Another time, Hari wandered past a party. A man outside accused him of stealing his motorbike helmet. Hari vehemently denied it, but the man beat him with a rock and called the police. Hari ran but the police caught him anyway.
As a little boy on the street, Hari told me that he thought no one in the whole world loved him. More than that, he thought everyone actively hated him. Sometimes random passersby would kick him, or shout abuse. Once, an elderly man deliberately rode his bicycle into Hari and hit him. When Hari cried out and asked the man why he had done so, the man replied, “because you’re a naughty boy, and I don’t like you.” No one cared no one gave him food unless he begged. He said at that time, he knew there was no God.
Once, Hari was begging on the pavement, a couple of years after leaving home (aged around 6 or 7) and his real mother walked past him. He called out to her”
“I said, ‘Mother mother, it’s Hari. Please give me five rupees’, but she ignored me. I asked her again, “Mother, please give me five rupees’. But she just turned and shouted, ‘who are you calling mother?!’, and she walked away.”
Whilst begging on the pavement, he would watch “small, small babies going to school”, and ask, “why not me?” When Hari finally did go to school, after he moved to the new boys’ hostel, the humiliation didn’t end. He was 11 years old, and studying in UKG with tiny children. They would laugh at him, calling him Grandfather. He’d shout back at them, but it hurt him hugely. He said he prayed and prayed for knowledge, and gradually he skipped several classes. Hari is now in class 8, and loving it...
One day, as Hari sat smoking a cigarette on the pavement ‘didi’ (sister) a church staff) approached him and told him to stop smoking as it would harm him. ‘Come with me, and I’ll give you food’, she said.

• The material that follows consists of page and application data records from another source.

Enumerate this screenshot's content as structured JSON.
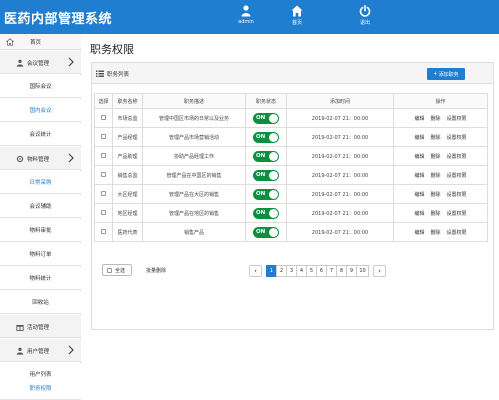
{
  "app": {
    "title": "医药内部管理系统"
  },
  "header_nav": [
    {
      "label": "admin",
      "icon": "user-icon"
    },
    {
      "label": "首页",
      "icon": "home-icon"
    },
    {
      "label": "退出",
      "icon": "power-icon"
    }
  ],
  "sidebar": {
    "home": "首页",
    "meeting_group": "会议管理",
    "meeting_items": [
      "国际会议",
      "国内会议",
      "会议统计"
    ],
    "material_group": "物料管理",
    "material_items": [
      "日常采购",
      "会议辅助",
      "物料审批",
      "物料订单",
      "物料统计",
      "回收站"
    ],
    "activity_group": "活动管理",
    "user_group": "用户管理",
    "user_items": [
      "用户列表",
      "职务权限"
    ]
  },
  "page": {
    "title": "职务权限",
    "list_title": "职务列表",
    "add_button": "添加职务"
  },
  "table": {
    "headers": [
      "选择",
      "职务名称",
      "职务描述",
      "职务状态",
      "添加时间",
      "操作"
    ],
    "rows": [
      {
        "name": "市场总监",
        "desc": "管理中国区市场的日常以及业务",
        "status": "ON",
        "time": "2019-02-07 21：00:00"
      },
      {
        "name": "产品经理",
        "desc": "管理产品市场营销活动",
        "status": "ON",
        "time": "2019-02-07 21：00:00"
      },
      {
        "name": "产品助理",
        "desc": "协助产品经理工作",
        "status": "ON",
        "time": "2019-02-07 21：00:00"
      },
      {
        "name": "销售总监",
        "desc": "管理产品在中国区的销售",
        "status": "ON",
        "time": "2019-02-07 21：00:00"
      },
      {
        "name": "大区经理",
        "desc": "管理产品在大区的销售",
        "status": "ON",
        "time": "2019-02-07 21：00:00"
      },
      {
        "name": "地区经理",
        "desc": "管理产品在地区的销售",
        "status": "ON",
        "time": "2019-02-07 21：00:00"
      },
      {
        "name": "医药代表",
        "desc": "销售产品",
        "status": "ON",
        "time": "2019-02-07 21：00:00"
      }
    ],
    "actions": [
      "编辑",
      "删除",
      "设置权限"
    ]
  },
  "footer": {
    "select_all": "全选",
    "batch_delete": "批量删除"
  },
  "pagination": {
    "prev": "‹",
    "next": "›",
    "pages": [
      "1",
      "2",
      "3",
      "4",
      "5",
      "6",
      "7",
      "8",
      "9",
      "10"
    ],
    "current": 1
  },
  "colors": {
    "primary": "#1f7ed0",
    "toggle_on": "#0c8f3e"
  }
}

Thinking it was a trick, nine year old Hari shouted ‘Go away! I don’t like food!’ but eventually Mary gained his trust and together they walked to the church buildings nearby. Slowly, Hari started to come every day for food, as did a group of other boys from the street. The staff there never put pressure on them, instead talking with the boys about their dreams for the future and the idea of making choices- a notion which doesn’t occur to street boys, as they live by impulse. They think and then immediately act- they never plan ahead.
One day Hari approached Noel Isaacs and asked if he could stay permanently. Without pausing to think about where they’d get the funds from, Noel said, ‘Sure’. Seven years on, Hari is a beaming handsome, polite, generous guy, immensely musically talented, and doing well at school.
I asked Hari about his Mother, and how he feels about his family now. He said that for years, he hated them all. When he first moved in to the hostel, he used to pray continuously for God to keep his step-father away from him. Slowly, Hari says, God softened his heart and said ‘Go visit them and bring them to me’. Now Hari visits them once a month. They may have beaten and abandoned him but he has forgiven them, and will never give up trying to bring them to faith.
He told me that he’d heard of Jesus before he arrived at the church, but he thought it was a westerner’s religion, not for Nepalese. Besides, as far as he was concerned, no God existed at all when he was on the street. Noel gave him a bible, and he read slowly, one word at a time, like a baby, and slowly he fell in love with Jesus. He said he went from thinking that he was utterly alone, to realizing that Jesus adored him. When Hari was fourteen, a few years after moving in, he went to Noel and asked to be baptised. Now he dreams of becoming a missionary, helping other street boys, with his unique insight into their plight.
This boy literally shines, when you meet him
Hari Magar Rana
PO Box 23401